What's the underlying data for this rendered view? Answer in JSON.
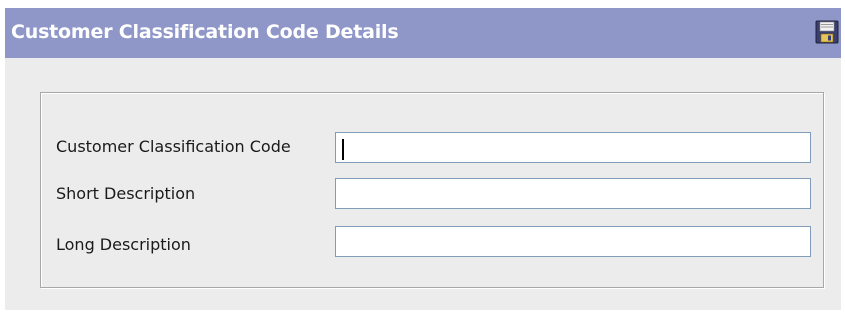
{
  "header": {
    "title": "Customer Classification Code Details",
    "save_icon": "floppy-disk-save-icon"
  },
  "form": {
    "fields": [
      {
        "label": "Customer Classification Code",
        "value": ""
      },
      {
        "label": "Short Description",
        "value": ""
      },
      {
        "label": "Long Description",
        "value": ""
      }
    ]
  },
  "colors": {
    "titlebar": "#8f97c8",
    "panel": "#ececec",
    "field_border": "#7f9db9"
  }
}
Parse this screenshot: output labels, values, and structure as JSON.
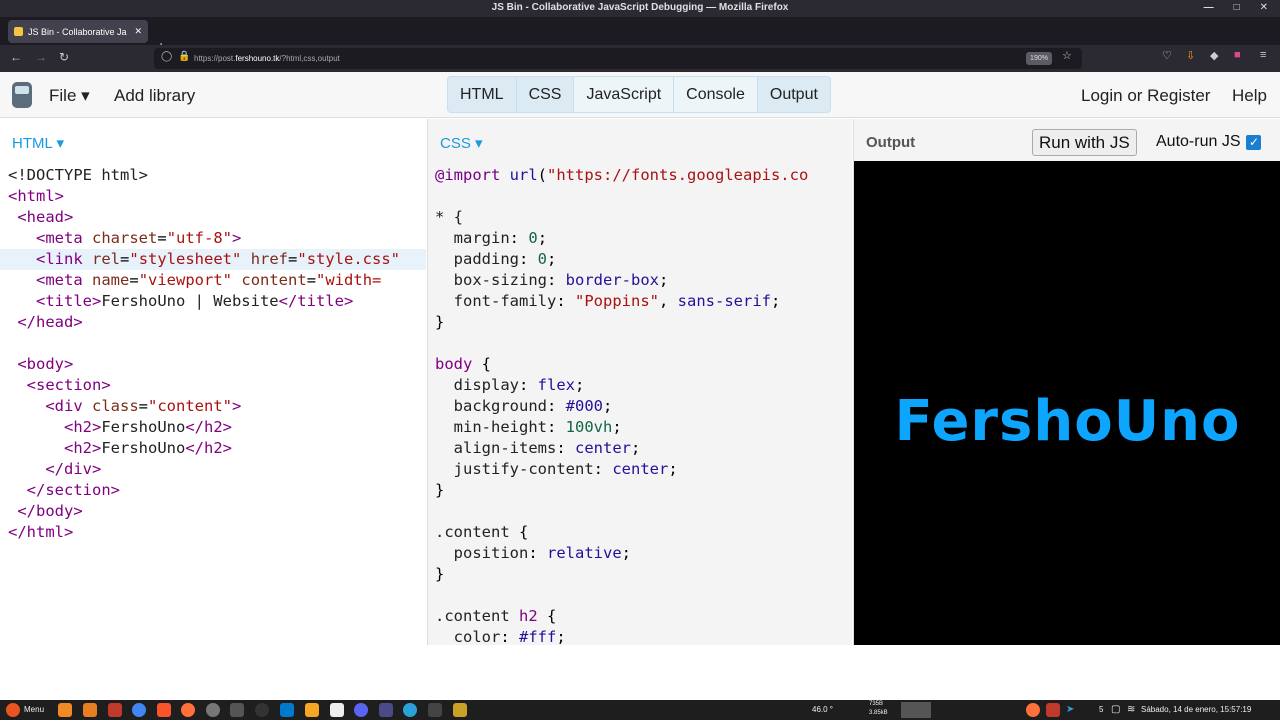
{
  "window": {
    "title": "JS Bin - Collaborative JavaScript Debugging — Mozilla Firefox"
  },
  "browser": {
    "tab_title": "JS Bin - Collaborative Ja",
    "url_prefix": "https://post.",
    "url_domain": "fershouno.tk",
    "url_suffix": "/?html,css,output",
    "zoom": "190%"
  },
  "jsbin": {
    "file_menu": "File ▾",
    "add_library": "Add library",
    "tabs": [
      "HTML",
      "CSS",
      "JavaScript",
      "Console",
      "Output"
    ],
    "login": "Login or Register",
    "help": "Help"
  },
  "html_panel": {
    "label": "HTML ▾"
  },
  "css_panel": {
    "label": "CSS ▾"
  },
  "output_panel": {
    "label": "Output",
    "run_button": "Run with JS",
    "autorun_label": "Auto-run JS",
    "preview_text": "FershoUno"
  },
  "taskbar": {
    "menu": "Menu",
    "temp": "46.0 °",
    "net_up": "735B",
    "net_down": "3.85kB",
    "workspace": "5",
    "datetime": "Sábado, 14 de enero, 15:57:19"
  }
}
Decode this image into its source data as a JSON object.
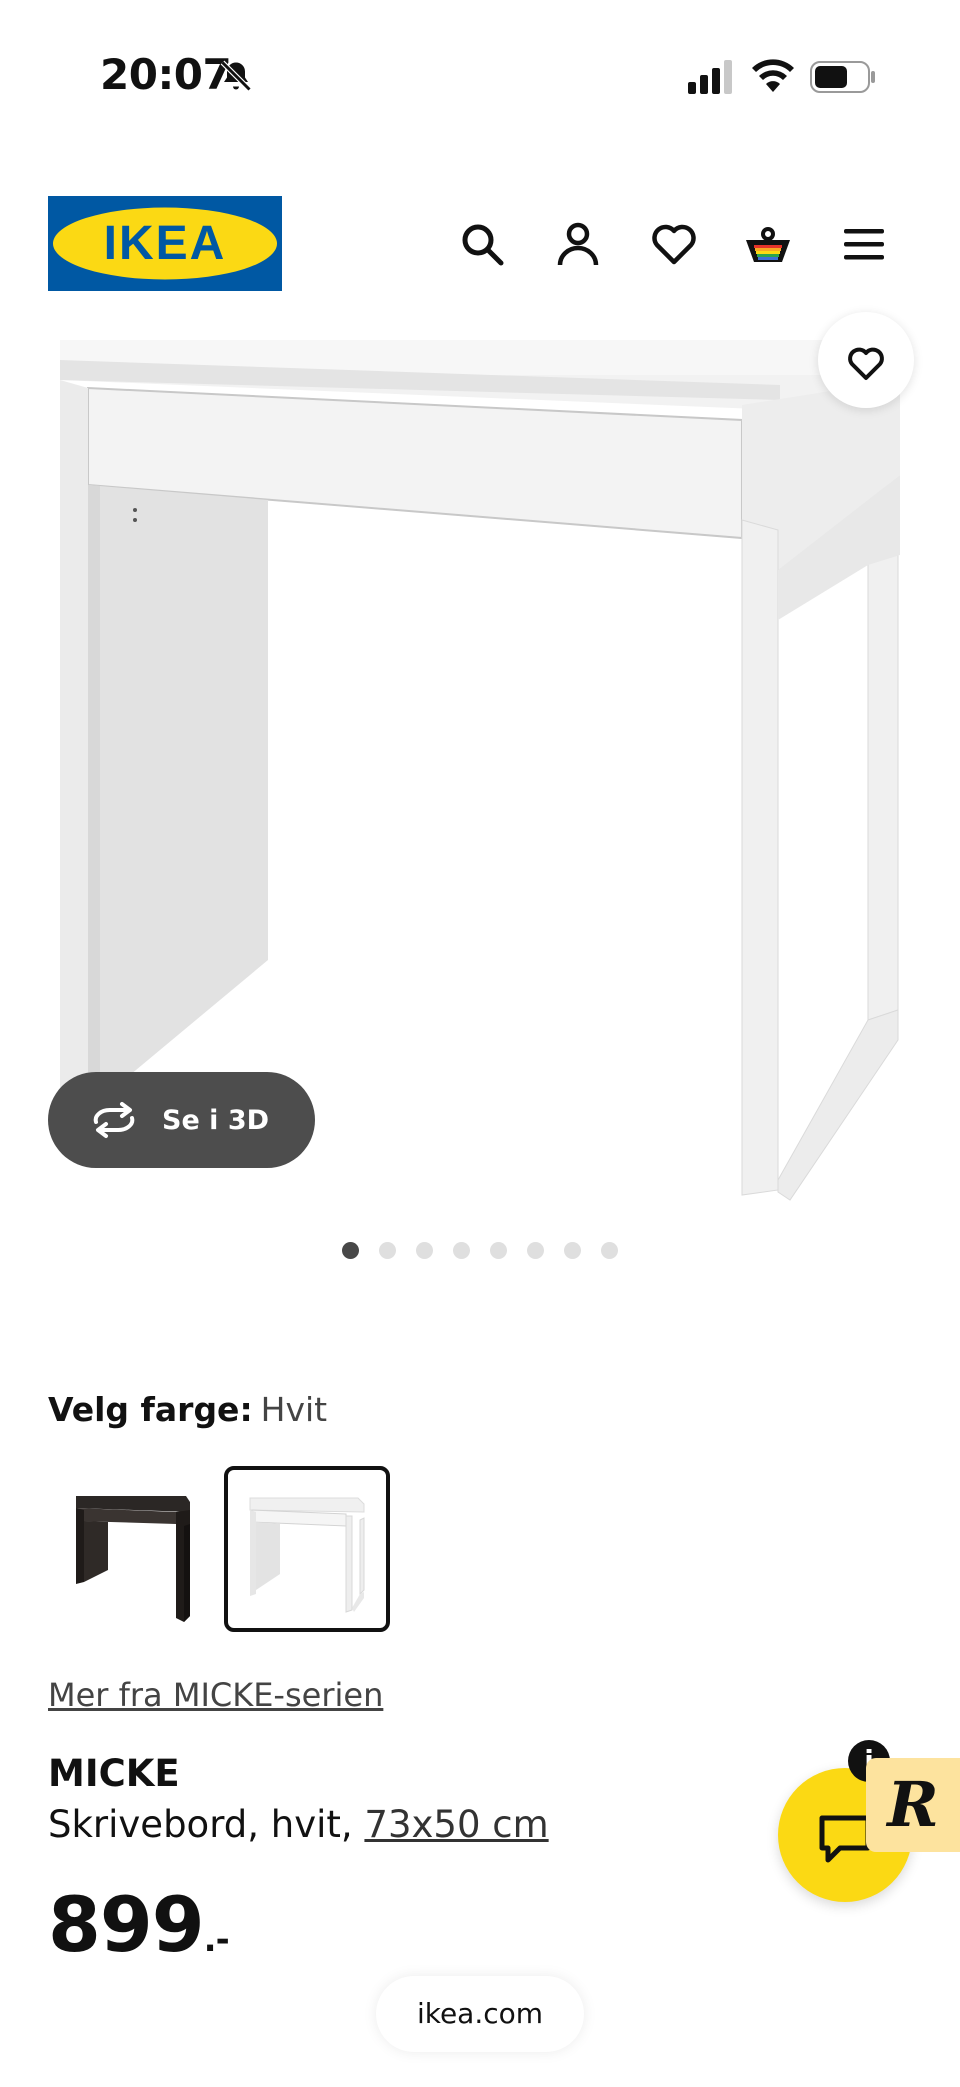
{
  "status_bar": {
    "time": "20:07",
    "icons": [
      "bell-slash-icon",
      "cellular-signal-icon",
      "wifi-icon",
      "battery-icon"
    ]
  },
  "header": {
    "logo_text": "IKEA",
    "icons": [
      "search-icon",
      "user-icon",
      "heart-icon",
      "cart-icon",
      "menu-icon"
    ],
    "colors": {
      "logo_blue": "#0058a3",
      "logo_yellow": "#fbd914"
    }
  },
  "gallery": {
    "see_3d_label": "Se i 3D",
    "dot_count": 8,
    "active_dot": 1
  },
  "color_select": {
    "label": "Velg farge:",
    "value": "Hvit",
    "options": [
      "black-brown",
      "white"
    ],
    "selected": "white"
  },
  "product": {
    "series_link": "Mer fra MICKE-serien",
    "name": "MICKE",
    "desc_prefix": "Skrivebord, hvit,",
    "dimensions": "73x50 cm",
    "price": "899",
    "price_suffix": ".-"
  },
  "chat": {
    "info_glyph": "i",
    "badge_letter": "R"
  },
  "browser": {
    "url": "ikea.com"
  }
}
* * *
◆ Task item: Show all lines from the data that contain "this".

◆ Task result:
What's the underlying data for this rendered view? Answer in JSON.
Parse this screenshot: output labels, values, and structure as JSON.
Decode this image into its source data as a JSON object.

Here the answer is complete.